Alternatively, she may seek compromise on the TPP. While her campaign has tried to downplay this option, her platform commitment to support trade agreements that raise wages, create jobs, and enhance US security opens her up to the possibility of supporting an amended agreement.
Clinton is also committed to multi-party talks and stronger allied missile defences in the region to end North Korea’s nuclear weapons programme. While China will see common ground in reining in the hermit kingdom, strengthened missile defences in US allies could be seen as a threat to China’s ambitions.
RUSSIA, NATO, AND EUROPE
Clinton’s promise to end the defence budget sequester will also help her strengthen US alliances in Europe. As a result, a Clinton administration will likely see increased spending on the build-up of NATO forces along Russia’s periphery. As with China, she has also promised to be “firm but wise”. Throughout her campaign, she has stated her intentions to seek areas of cooperation, not unlike her efforts to “reset” US-Russian relations while Secretary of State.
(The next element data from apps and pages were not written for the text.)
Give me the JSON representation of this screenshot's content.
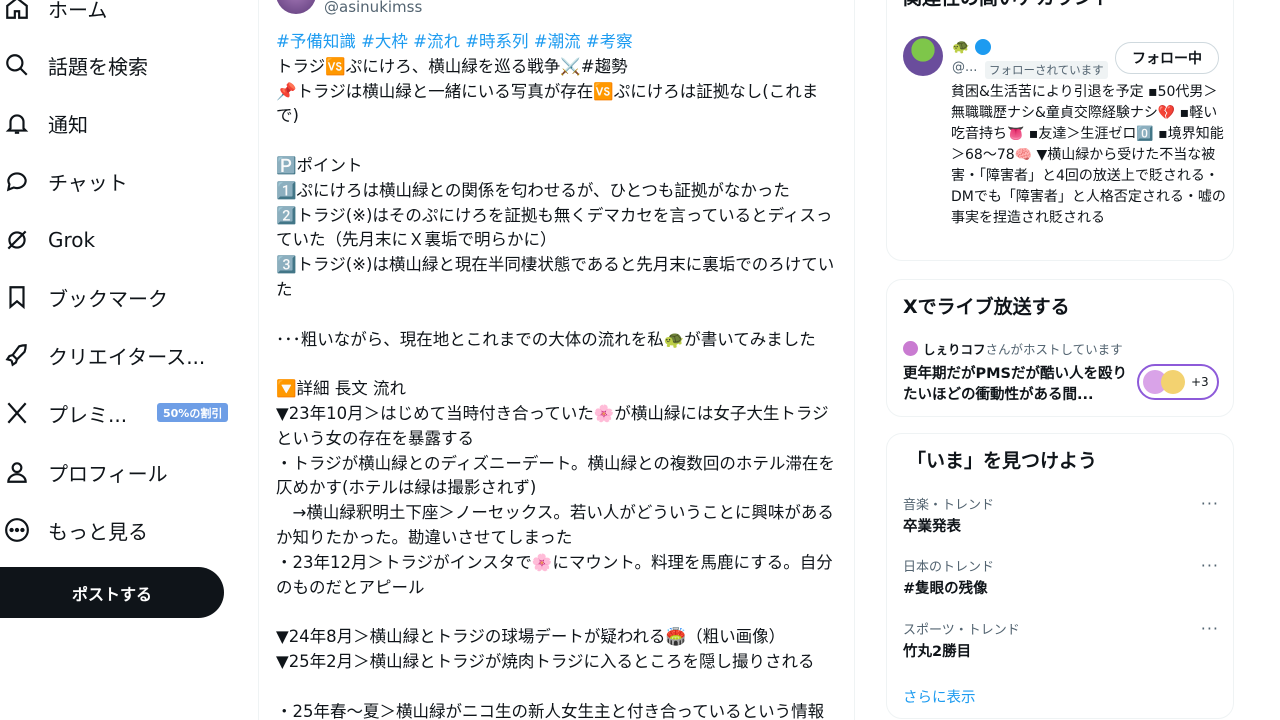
{
  "nav": {
    "items": [
      {
        "label": "ホーム",
        "icon": "home-icon"
      },
      {
        "label": "話題を検索",
        "icon": "search-icon"
      },
      {
        "label": "通知",
        "icon": "bell-icon"
      },
      {
        "label": "チャット",
        "icon": "chat-icon"
      },
      {
        "label": "Grok",
        "icon": "grok-icon"
      },
      {
        "label": "ブックマーク",
        "icon": "bookmark-icon"
      },
      {
        "label": "クリエイタース...",
        "icon": "rocket-icon"
      },
      {
        "label": "プレミ...",
        "icon": "x-logo-icon"
      },
      {
        "label": "プロフィール",
        "icon": "person-icon"
      },
      {
        "label": "もっと見る",
        "icon": "more-circle-icon"
      }
    ],
    "premium_badge": "50%の割引",
    "post_button": "ポストする"
  },
  "post": {
    "handle": "@asinukimss",
    "lines": [
      {
        "text": "#予備知識 #大枠 #流れ #時系列 #潮流 #考察",
        "tag": true
      },
      {
        "text": "トラジ🆚ぷにけろ、横山緑を巡る戦争⚔️#趨勢"
      },
      {
        "text": "📌トラジは横山緑と一緒にいる写真が存在🆚ぷにけろは証拠なし(これまで)"
      },
      {
        "text": ""
      },
      {
        "text": "🅿️ポイント"
      },
      {
        "text": "1️⃣ぷにけろは横山緑との関係を匂わせるが、ひとつも証拠がなかった"
      },
      {
        "text": "2️⃣トラジ(※)はそのぷにけろを証拠も無くデマカセを言っているとディスっていた（先月末にＸ裏垢で明らかに）"
      },
      {
        "text": "3️⃣トラジ(※)は横山緑と現在半同棲状態であると先月末に裏垢でのろけていた"
      },
      {
        "text": ""
      },
      {
        "text": "･･･粗いながら、現在地とこれまでの大体の流れを私🐢が書いてみました"
      },
      {
        "text": ""
      },
      {
        "text": "🔽詳細 長文 流れ"
      },
      {
        "text": "▼23年10月＞はじめて当時付き合っていた🌸が横山緑には女子大生トラジという女の存在を暴露する"
      },
      {
        "text": "・トラジが横山緑とのディズニーデート。横山緑との複数回のホテル滞在を仄めかす(ホテルは緑は撮影されず)"
      },
      {
        "text": "　→横山緑釈明土下座＞ノーセックス。若い人がどういうことに興味があるか知りたかった。勘違いさせてしまった"
      },
      {
        "text": "・23年12月＞トラジがインスタで🌸にマウント。料理を馬鹿にする。自分のものだとアピール"
      },
      {
        "text": ""
      },
      {
        "text": "▼24年8月＞横山緑とトラジの球場デートが疑われる🏟️（粗い画像）"
      },
      {
        "text": "▼25年2月＞横山緑とトラジが焼肉トラジに入るところを隠し撮りされる"
      },
      {
        "text": ""
      },
      {
        "text": "・25年春～夏＞横山緑がニコ生の新人女生主と付き合っているという情報"
      }
    ]
  },
  "related": {
    "title": "関連性の高いアカウント",
    "emoji": "🐢",
    "handle": "@...",
    "follows_you": "フォローされています",
    "follow_button": "フォロー中",
    "bio": "貧困&生活苦により引退を予定 ▪50代男＞無職職歴ナシ&童貞交際経験ナシ💔 ▪軽い吃音持ち👅 ▪友達＞生涯ゼロ0️⃣ ▪境界知能＞68～78🧠 ▼横山緑から受けた不当な被害・「障害者」と4回の放送上で貶される・DMでも「障害者」と人格否定される・嘘の事実を捏造され貶される"
  },
  "live": {
    "title": "Xでライブ放送する",
    "host_name": "しぇりコフ",
    "host_suffix": "さんがホストしています",
    "description": "更年期だがPMSだが酷い人を殴りたいほどの衝動性がある間...",
    "count": "+3"
  },
  "now": {
    "title": "「いま」を見つけよう",
    "trends": [
      {
        "category": "音楽・トレンド",
        "name": "卒業発表"
      },
      {
        "category": "日本のトレンド",
        "name": "#隻眼の残像"
      },
      {
        "category": "スポーツ・トレンド",
        "name": "竹丸2勝目"
      }
    ],
    "more_glyph": "···",
    "show_more": "さらに表示"
  }
}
Alternatively, she has also promised to explore more economic sanctions – to punish Russia’s involvement in Syria and Ukraine, and to improve Europe’s energy security – to reduce Russia’s influence over European states. This will likely antagonise Russia and its allies.
In addition to the increased military build-up in the region, both Russia and the US will seek to increase their influence over ex-Soviet states through economic and political cooperation. Clinton has shown a strong interest in increasing support for the Ukrainian government. During Russia’s annexation of Crimea, she urged the US to offer Ukraine more financial and military aid. To continue this relationship, Clinton will likely lead ongoing discussions herself – she never shied away from the spotlight during her time as Secretary of State – or choose a point-man to continue this support, either from the White House or the State Department.
This is possibly one of the reasons Clinton was reportedly considering current Vice President Joe Biden as Secretary of State, whose hands-on approach to building strong personal relationships with Ukraine would have ensured a smooth transition between administrations for ongoing aid efforts. Biden has, however, since stated he has no interest in serving in the next administration.
As the Brexit looms and internal divisions deepen in EU states, Clinton may have difficulty rallying Europe as a unified political, economic and military force against Russian ambitions.
WHAT TO EXPECT OVER THE NEXT FOUR YEARS
If elected, Clinton can be expected to be tested by Russia and China, both of which will seek to expand and strengthen their respective regions of influence. Despite her hawkish rhetoric, she will likely explore sanctions and international cooperation to counter these efforts. She won’t actively seek war except in extreme circumstances. Nevertheless, the potential to escalate a conflict with Russia in Syria exists.
While the risk of escalating a conflict with China are not as high – except over, possibly, the South China Sea dispute – tensions between China and the US will likely rise as Clinton continues the US’ pivot to Asia.